Authenticity may be the most important trait of successful leaders

Many people pay a lot of money to coaching organizations to become better leaders. Executive leadership coach John M. McKee says there's a more effective and less expensive approach.

"John, I need a coach to teach me how to be a leader. I'm good technically, but recently I was promoted to a role I never expected. And, in all honesty, I'm not prepared to lead a team."

That was a real call I received years ago. I hear a lot of people say similar things all the time. As markets return to prior levels, more organizations are hiring. And more people are getting promoted again. You may find yourself in a similar situation, if you haven't already.

So, what should you do if and when you are bumped up the ladder? Is spending money the best first step toward becoming a good leader? I say, "NO!"

And if you think it is the best first step, you may end up spending money with a career development organization or individual offering a "program" that's really just some well-packaged canned tips and styles that, while good on paper, may never feel authentic.

And that -- authenticity -- may be the single most important trait of successful leaders.

It all starts with you being real: Most of us have a kind of radar that alerts us when someone is spouting lines that they don't believe in. Many studies show that by the time we reach adolescence, we're already pretty savvy at recognizing BS.

My advice?
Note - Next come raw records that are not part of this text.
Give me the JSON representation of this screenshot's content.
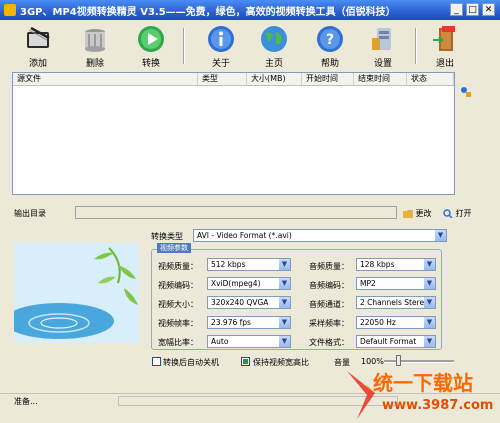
{
  "window": {
    "title": "3GP、MP4视频转换精灵 V3.5——免费，绿色，高效的视频转换工具（佰锐科技）"
  },
  "toolbar": {
    "add": "添加",
    "delete": "删除",
    "convert": "转换",
    "about": "关于",
    "home": "主页",
    "help": "帮助",
    "settings": "设置",
    "exit": "退出"
  },
  "filelist": {
    "columns": [
      "源文件",
      "类型",
      "大小(MB)",
      "开始时间",
      "结束时间",
      "状态"
    ]
  },
  "output": {
    "dir_label": "输出目录",
    "dir_value": "",
    "change": "更改",
    "open": "打开"
  },
  "convert": {
    "type_label": "转换类型",
    "type_value": "AVI - Video Format (*.avi)",
    "group_label": "视频参数"
  },
  "params": {
    "video_quality_label": "视频质量：",
    "video_quality": "512 kbps",
    "video_codec_label": "视频编码：",
    "video_codec": "XviD(mpeg4)",
    "video_size_label": "视频大小：",
    "video_size": "320x240 QVGA",
    "frame_rate_label": "视频帧率：",
    "frame_rate": "23.976 fps",
    "aspect_label": "宽幅比率：",
    "aspect": "Auto",
    "audio_quality_label": "音频质量：",
    "audio_quality": "128 kbps",
    "audio_codec_label": "音频编码：",
    "audio_codec": "MP2",
    "audio_channel_label": "音频通道：",
    "audio_channel": "2 Channels Stere",
    "sample_rate_label": "采样频率：",
    "sample_rate": "22050 Hz",
    "file_format_label": "文件格式：",
    "file_format": "Default Format"
  },
  "options": {
    "shutdown_label": "转换后自动关机",
    "shutdown_checked": false,
    "keep_aspect_label": "保持视频宽高比",
    "keep_aspect_checked": true,
    "volume_label": "音量",
    "volume_value": "100%",
    "volume_level": 0.0
  },
  "status": {
    "text": "准备..."
  },
  "watermark": {
    "text": "统一下载站",
    "url": "www.3987.com"
  },
  "colors": {
    "title_bar": "#2b5fd0",
    "accent": "#ff6a00"
  }
}
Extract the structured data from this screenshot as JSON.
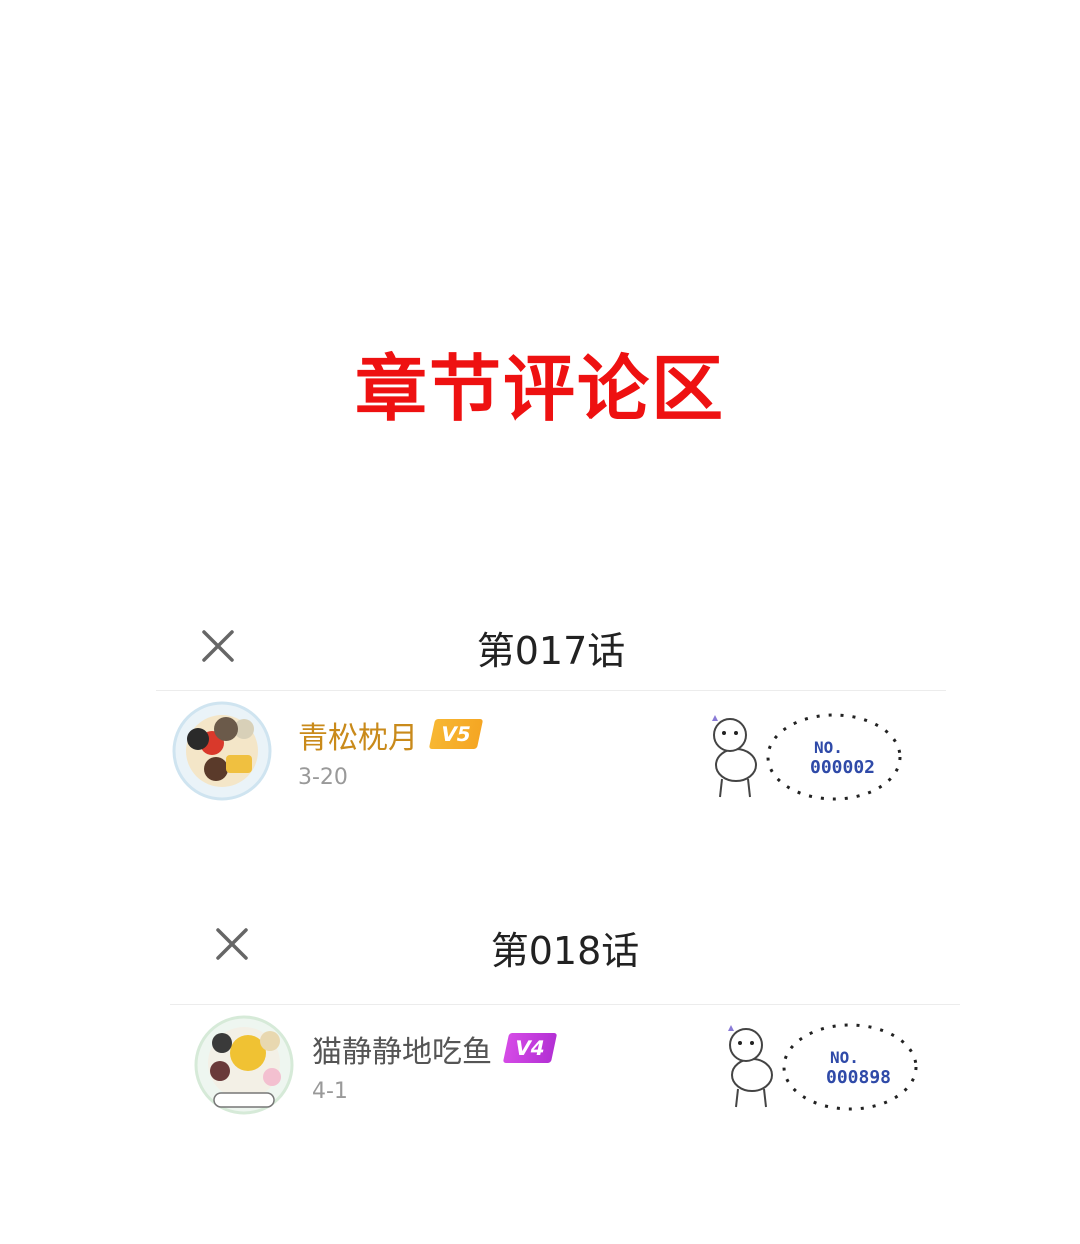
{
  "page_title": "章节评论区",
  "cards": [
    {
      "chapter": "第017话",
      "comment": {
        "username": "青松枕月",
        "level": "V5",
        "level_color": "#f5a623",
        "name_color": "#c98a1a",
        "date": "3-20",
        "fan_no_label": "NO.",
        "fan_no": "000002"
      }
    },
    {
      "chapter": "第018话",
      "comment": {
        "username": "猫静静地吃鱼",
        "level": "V4",
        "level_color": "#c83de0",
        "name_color": "#555555",
        "date": "4-1",
        "fan_no_label": "NO.",
        "fan_no": "000898"
      }
    }
  ],
  "icons": {
    "close": "close-icon",
    "avatar": "avatar",
    "badge": "fan-badge-icon"
  }
}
Before you spend your hard-earned money to "learn" how to be a leader, take these steps:

First -- make a promise to yourself that you will always be authentic. Keep that promise.

Next -- take some time to reflect about the best boss you ever had or witnessed. Describe him/her to yourself. Write down what attributes come to mind. Noodle on things like:

  • Was he/she strong?
  • Did he/she show any interest in your personal life?
  • Was he/she successful? In both work and  personal life or just one?
  • Was he/she healthy and/or fit? Or overweight/unhealthy?
  • Was he/she highly smart or just average in the IQ arena? ("Life smarts" are not always due to IQ.)
  • Did he/she typically "tell" or "ask"?

Questions like these will help you assess what you care about when it comes to leadership. They help you decide what kind of a leader you want to be. This is important. All skills in development need to be thoughtfully planned and implemented before they become strong and a part of your fabric.

Of course, your situation may be different. But the key is this:

Start acting like the boss you'd want above you. Do it using your own authentic style. This will greatly improve your chances of being proud of yourself as a leader. When we're proud of ourselves, we're more open to new ideas and less defensive. And success breeds success. In all likelihood, you'll grow and become a better boss. But what if it doesn't work? To be straight with you, it may not. In that case, you learn to make "running changes" by modifying your style. Adjust. Test new approaches that resonate with the real you.

If you practice your style consciously and thoughtfully, you will surprise and impress both yourself and others.

That's guaranteed.

- John

By John McKee

John M. McKee is the founder and CEO of, an international consulting and coaching practice with subscribers in 43 countries. One of the founding senior executives of DIRECTV, his hands-on experience includes leading billion d...